• _Exercise aim_
Go line by line through the records below. Copy whichever lines contain the string "Disk".

(Page and application data records)
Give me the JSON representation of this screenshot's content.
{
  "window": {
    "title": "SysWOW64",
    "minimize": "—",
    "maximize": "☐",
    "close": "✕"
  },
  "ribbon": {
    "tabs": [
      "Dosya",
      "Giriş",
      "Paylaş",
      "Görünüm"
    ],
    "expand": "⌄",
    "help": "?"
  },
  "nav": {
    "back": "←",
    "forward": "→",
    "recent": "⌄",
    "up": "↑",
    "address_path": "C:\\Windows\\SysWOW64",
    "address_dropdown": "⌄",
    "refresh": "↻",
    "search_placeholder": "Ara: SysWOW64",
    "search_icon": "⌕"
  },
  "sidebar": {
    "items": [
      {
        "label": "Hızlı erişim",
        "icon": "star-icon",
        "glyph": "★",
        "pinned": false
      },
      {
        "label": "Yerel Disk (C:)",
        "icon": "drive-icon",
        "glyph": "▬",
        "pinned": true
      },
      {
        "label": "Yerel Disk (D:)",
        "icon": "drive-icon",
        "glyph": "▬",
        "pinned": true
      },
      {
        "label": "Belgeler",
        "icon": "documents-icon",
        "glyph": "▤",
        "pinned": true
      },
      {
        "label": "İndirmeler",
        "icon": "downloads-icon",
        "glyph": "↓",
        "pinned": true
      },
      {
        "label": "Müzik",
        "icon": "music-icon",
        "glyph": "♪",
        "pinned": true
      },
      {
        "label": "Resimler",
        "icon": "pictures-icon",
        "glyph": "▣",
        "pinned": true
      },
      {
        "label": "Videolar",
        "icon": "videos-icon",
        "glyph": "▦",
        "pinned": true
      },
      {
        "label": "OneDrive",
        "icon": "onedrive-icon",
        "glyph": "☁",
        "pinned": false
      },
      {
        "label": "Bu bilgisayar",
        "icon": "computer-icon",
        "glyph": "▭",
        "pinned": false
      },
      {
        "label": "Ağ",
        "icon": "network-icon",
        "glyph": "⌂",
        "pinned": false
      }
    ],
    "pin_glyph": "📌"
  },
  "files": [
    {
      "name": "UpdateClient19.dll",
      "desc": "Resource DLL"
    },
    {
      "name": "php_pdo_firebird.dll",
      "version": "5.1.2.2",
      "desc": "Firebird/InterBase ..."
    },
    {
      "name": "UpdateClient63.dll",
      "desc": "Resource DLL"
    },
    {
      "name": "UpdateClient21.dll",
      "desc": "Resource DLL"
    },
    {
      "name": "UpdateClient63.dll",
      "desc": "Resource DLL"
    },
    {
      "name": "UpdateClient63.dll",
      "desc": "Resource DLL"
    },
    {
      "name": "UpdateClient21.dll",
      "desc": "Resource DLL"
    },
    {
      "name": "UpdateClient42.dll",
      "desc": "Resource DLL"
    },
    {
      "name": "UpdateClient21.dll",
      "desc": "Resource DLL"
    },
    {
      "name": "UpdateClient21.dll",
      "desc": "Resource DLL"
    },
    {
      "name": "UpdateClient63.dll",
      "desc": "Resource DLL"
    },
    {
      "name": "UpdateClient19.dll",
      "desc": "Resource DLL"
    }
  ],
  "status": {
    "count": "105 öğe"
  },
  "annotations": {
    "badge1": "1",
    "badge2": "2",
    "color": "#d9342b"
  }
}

• _Output_
        "label": "Yerel Disk (C:)",
        "label": "Yerel Disk (D:)",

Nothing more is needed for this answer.